(PROBLEM):
What is needed is each line of the data below that holds the string "Rate".

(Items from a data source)
══════════
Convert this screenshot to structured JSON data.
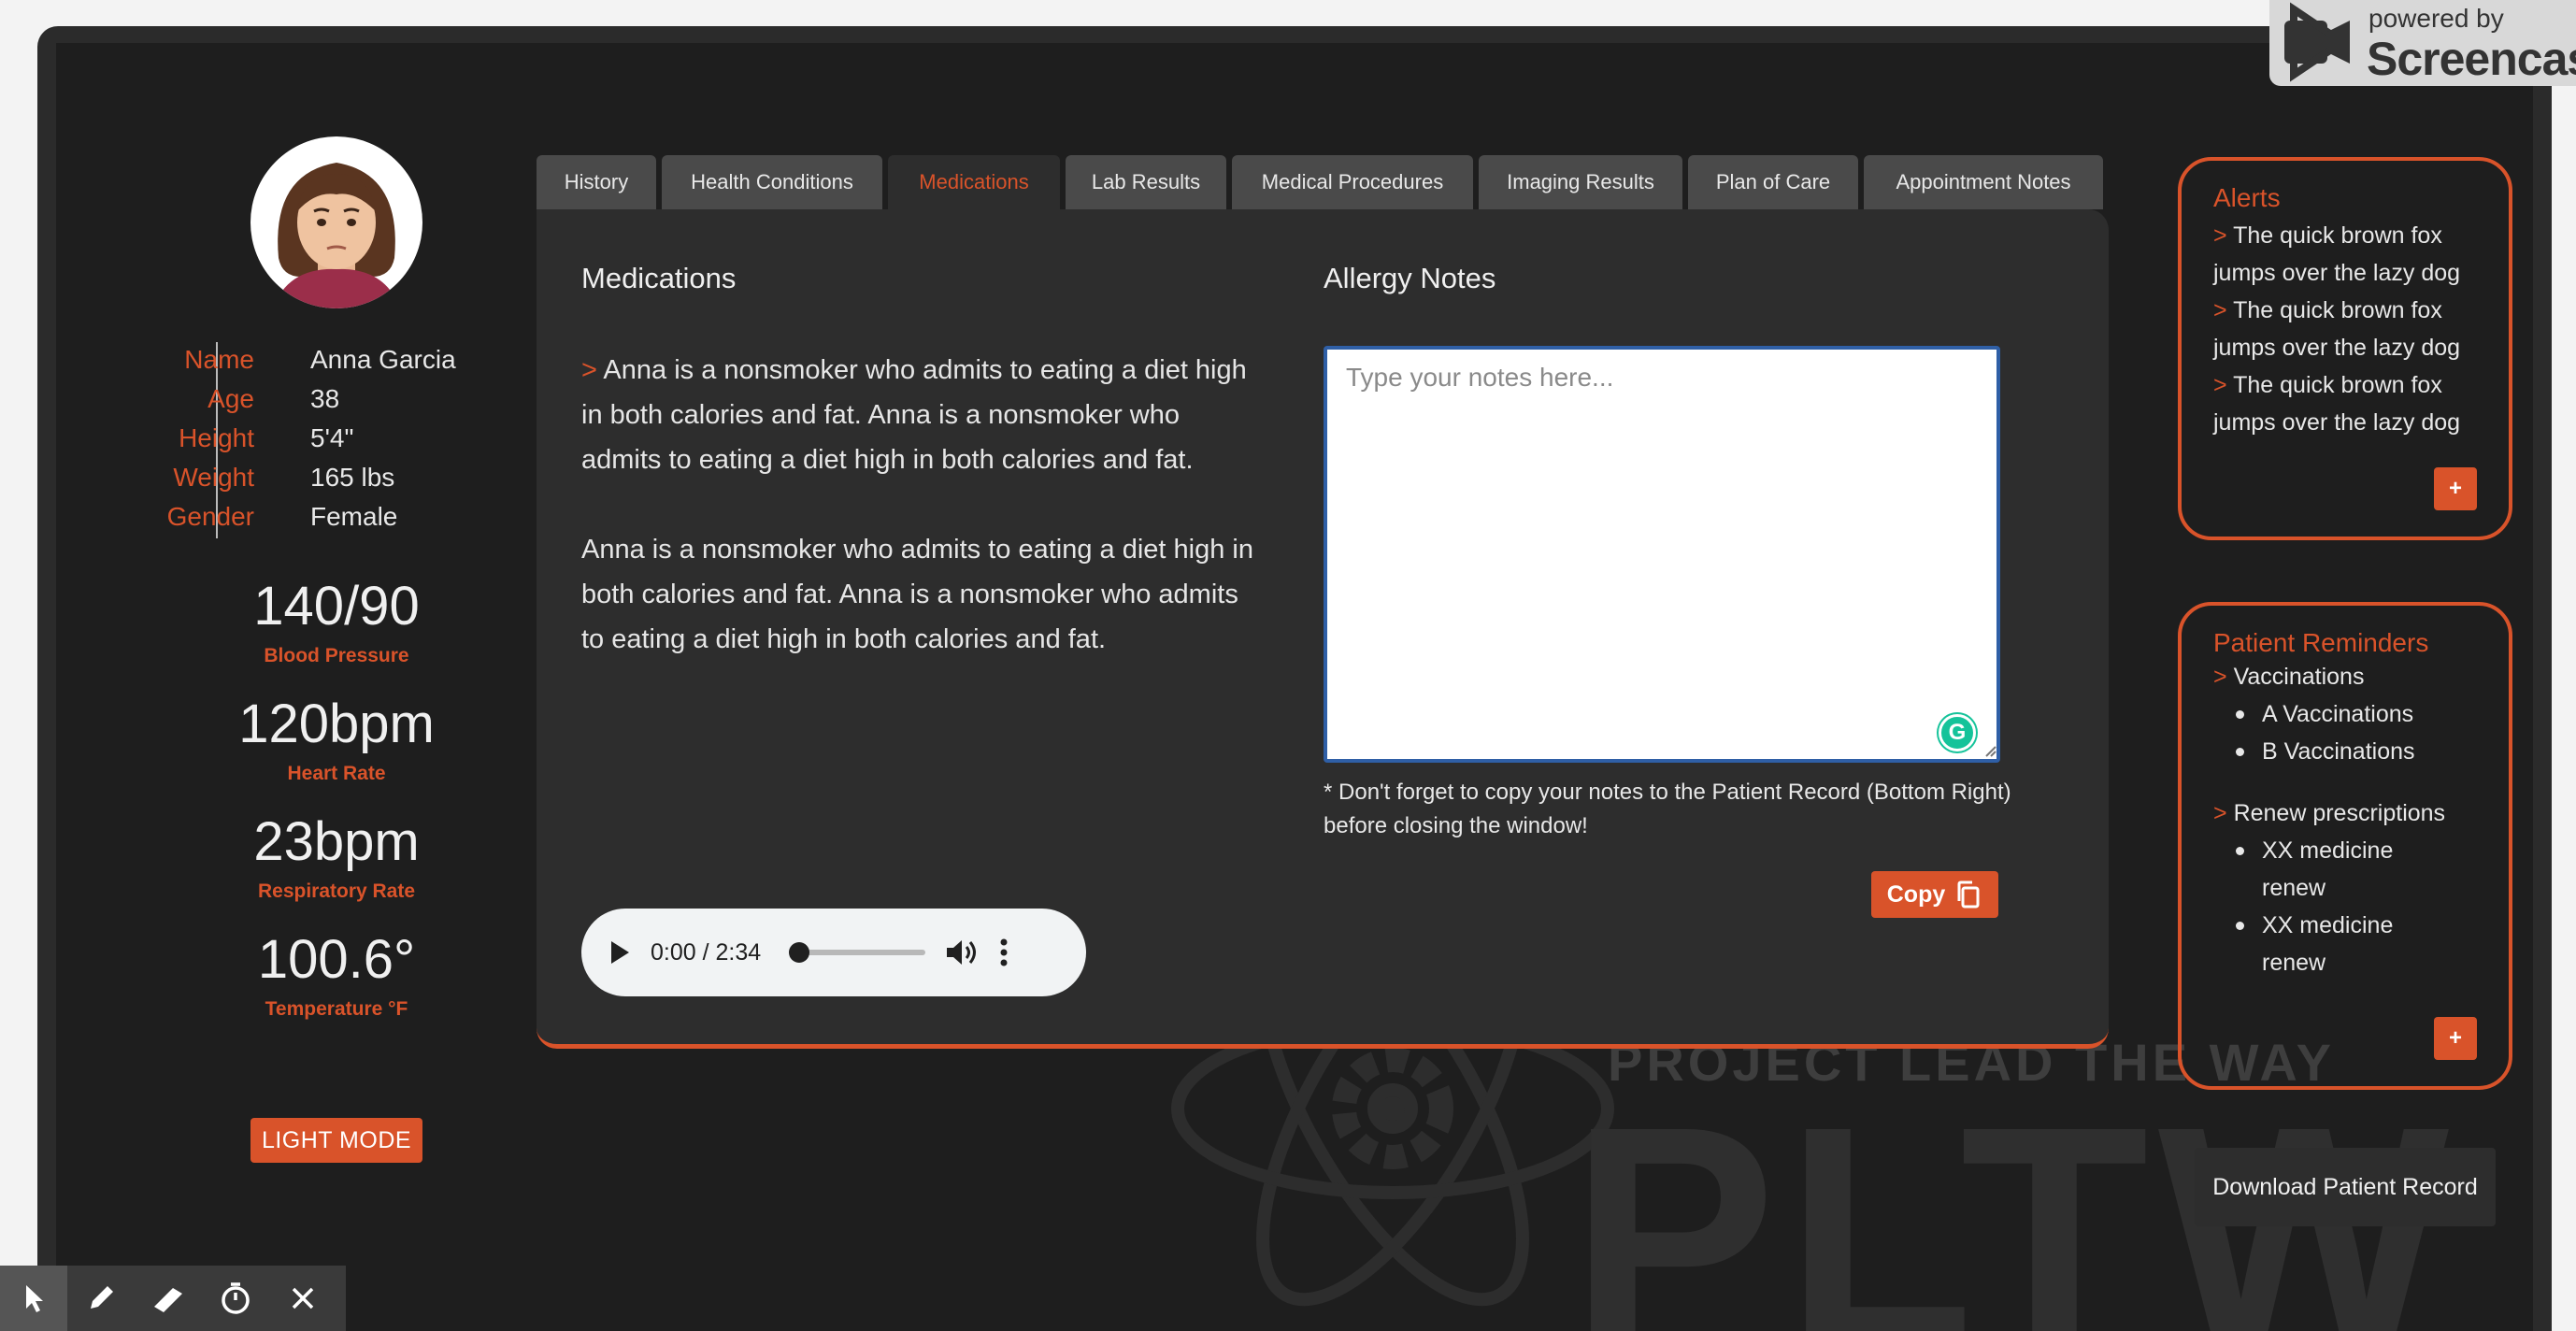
{
  "patient": {
    "fields": [
      {
        "label": "Name",
        "value": "Anna Garcia"
      },
      {
        "label": "Age",
        "value": "38"
      },
      {
        "label": "Height",
        "value": "5'4\""
      },
      {
        "label": "Weight",
        "value": "165 lbs"
      },
      {
        "label": "Gender",
        "value": "Female"
      }
    ]
  },
  "vitals": [
    {
      "value": "140/90",
      "label": "Blood Pressure"
    },
    {
      "value": "120bpm",
      "label": "Heart Rate"
    },
    {
      "value": "23bpm",
      "label": "Respiratory Rate"
    },
    {
      "value": "100.6°",
      "label": "Temperature °F"
    }
  ],
  "light_mode_label": "LIGHT MODE",
  "tabs": [
    {
      "label": "History"
    },
    {
      "label": "Health Conditions"
    },
    {
      "label": "Medications"
    },
    {
      "label": "Lab Results"
    },
    {
      "label": "Medical Procedures"
    },
    {
      "label": "Imaging Results"
    },
    {
      "label": "Plan of Care"
    },
    {
      "label": "Appointment Notes"
    }
  ],
  "active_tab": "Medications",
  "medications": {
    "title": "Medications",
    "caret": ">",
    "paragraph1": "Anna is a nonsmoker who admits to eating a diet high in both calories and fat. Anna is a nonsmoker who admits to eating a diet high in both calories and fat.",
    "paragraph2": "Anna is a nonsmoker who admits to eating a diet high in both calories and fat. Anna is a nonsmoker who admits to eating a diet high in both calories and fat."
  },
  "allergy": {
    "title": "Allergy Notes",
    "placeholder": "Type your notes here...",
    "hint": "* Don't forget to copy your notes to the Patient Record (Bottom Right) before closing the window!",
    "copy_label": "Copy",
    "grammarly_letter": "G"
  },
  "audio": {
    "time": "0:00 / 2:34",
    "progress": 0
  },
  "alerts": {
    "title": "Alerts",
    "caret": ">",
    "items": [
      "The quick brown fox jumps over the lazy dog",
      "The quick brown fox jumps over the lazy dog",
      "The quick brown fox jumps over the lazy dog"
    ],
    "add_label": "+"
  },
  "reminders": {
    "title": "Patient Reminders",
    "caret": ">",
    "groups": [
      {
        "name": "Vaccinations",
        "items": [
          "A Vaccinations",
          "B Vaccinations"
        ]
      },
      {
        "name": "Renew prescriptions",
        "items": [
          "XX medicine renew",
          "XX medicine renew"
        ]
      }
    ],
    "add_label": "+"
  },
  "download_label": "Download Patient Record",
  "watermark": {
    "tagline": "PROJECT LEAD THE WAY",
    "logo": "PLTW"
  },
  "recorder": {
    "powered_by": "powered by",
    "brand": "Screencast"
  },
  "colors": {
    "accent": "#d9532a",
    "background": "#1e1e1e",
    "panel": "#2d2d2d"
  }
}
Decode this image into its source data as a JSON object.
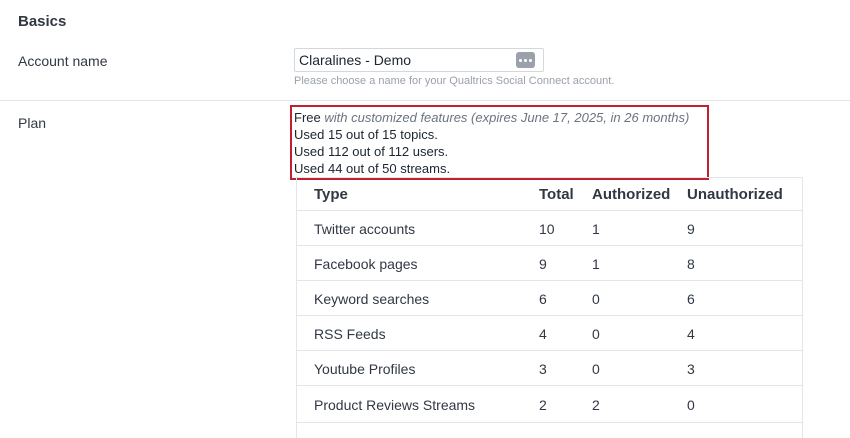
{
  "basics": {
    "title": "Basics",
    "account_label": "Account name",
    "account_value": "Claralines - Demo",
    "account_help": "Please choose a name for your Qualtrics Social Connect account."
  },
  "plan": {
    "label": "Plan",
    "tier": "Free",
    "tier_detail": "with customized features (expires June 17, 2025, in 26 months)",
    "topics_usage": "Used 15 out of 15 topics.",
    "users_usage": "Used 112 out of 112 users.",
    "streams_usage": "Used 44 out of 50 streams."
  },
  "table": {
    "headers": [
      "Type",
      "Total",
      "Authorized",
      "Unauthorized"
    ],
    "rows": [
      [
        "Twitter accounts",
        "10",
        "1",
        "9"
      ],
      [
        "Facebook pages",
        "9",
        "1",
        "8"
      ],
      [
        "Keyword searches",
        "6",
        "0",
        "6"
      ],
      [
        "RSS Feeds",
        "4",
        "0",
        "4"
      ],
      [
        "Youtube Profiles",
        "3",
        "0",
        "3"
      ],
      [
        "Product Reviews Streams",
        "2",
        "2",
        "0"
      ]
    ]
  },
  "colors": {
    "highlight": "#c0202f",
    "divider": "#e3e6e9",
    "help_text": "#9aa1ab"
  }
}
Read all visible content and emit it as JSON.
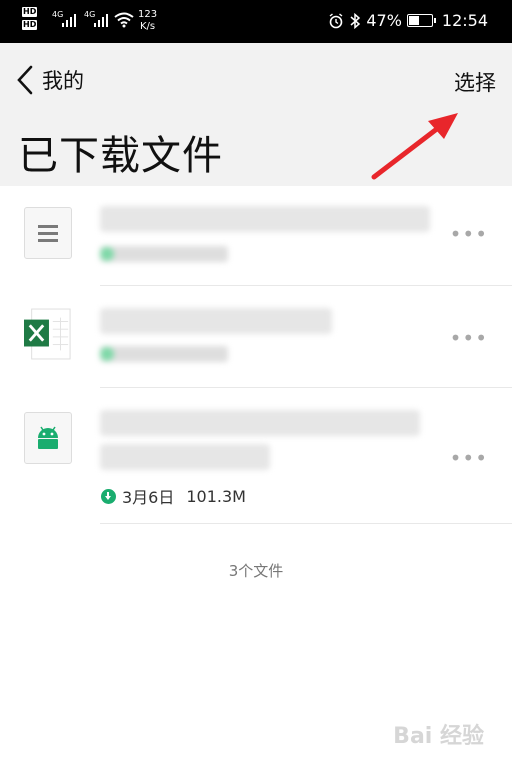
{
  "status_bar": {
    "left_badges": [
      "HD",
      "HD"
    ],
    "signal_1": "4G",
    "signal_2": "4G",
    "net_speed_value": "123",
    "net_speed_unit": "K/s",
    "battery": "47%",
    "battery_level": 0.47,
    "time": "12:54",
    "icons": [
      "alarm-icon",
      "bluetooth-icon",
      "battery-icon",
      "wifi-icon",
      "signal-icon"
    ]
  },
  "header": {
    "back_label": "我的",
    "select_label": "选择",
    "title": "已下载文件"
  },
  "files": [
    {
      "icon": "document-icon",
      "name_blurred": true,
      "meta_blurred": true
    },
    {
      "icon": "excel-icon",
      "name_blurred": true,
      "meta_blurred": true
    },
    {
      "icon": "android-apk-icon",
      "name_blurred": true,
      "date": "3月6日",
      "size": "101.3M"
    }
  ],
  "footer": {
    "count_text": "3个文件"
  },
  "annotation": {
    "arrow_color": "#e8262b"
  },
  "watermark": "Bai 经验"
}
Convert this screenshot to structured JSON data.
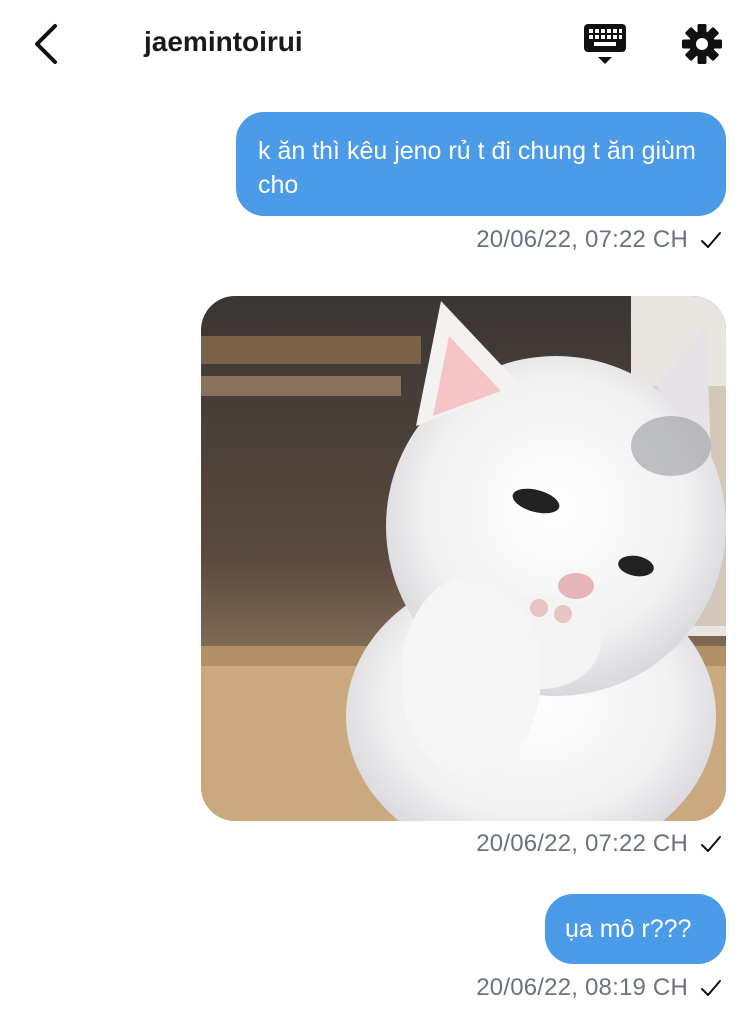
{
  "header": {
    "title": "jaemintoirui",
    "back_icon": "chevron-left-icon",
    "keyboard_icon": "keyboard-icon",
    "settings_icon": "gear-icon"
  },
  "messages": [
    {
      "type": "text",
      "text": "k ăn thì kêu jeno rủ t đi chung t ăn giùm cho",
      "timestamp": "20/06/22, 07:22 CH",
      "status_icon": "checkmark-icon"
    },
    {
      "type": "image",
      "image_description_icon": "kitten-photo",
      "timestamp": "20/06/22, 07:22 CH",
      "status_icon": "checkmark-icon"
    },
    {
      "type": "text",
      "text": "ụa mô r???",
      "timestamp": "20/06/22, 08:19 CH",
      "status_icon": "checkmark-icon"
    }
  ],
  "colors": {
    "bubble": "#4c9be8",
    "timestamp": "#6b7280"
  }
}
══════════
(EXERCISE OUTPUT):
      "label": "Heart Rate"
      "label": "Respiratory Rate"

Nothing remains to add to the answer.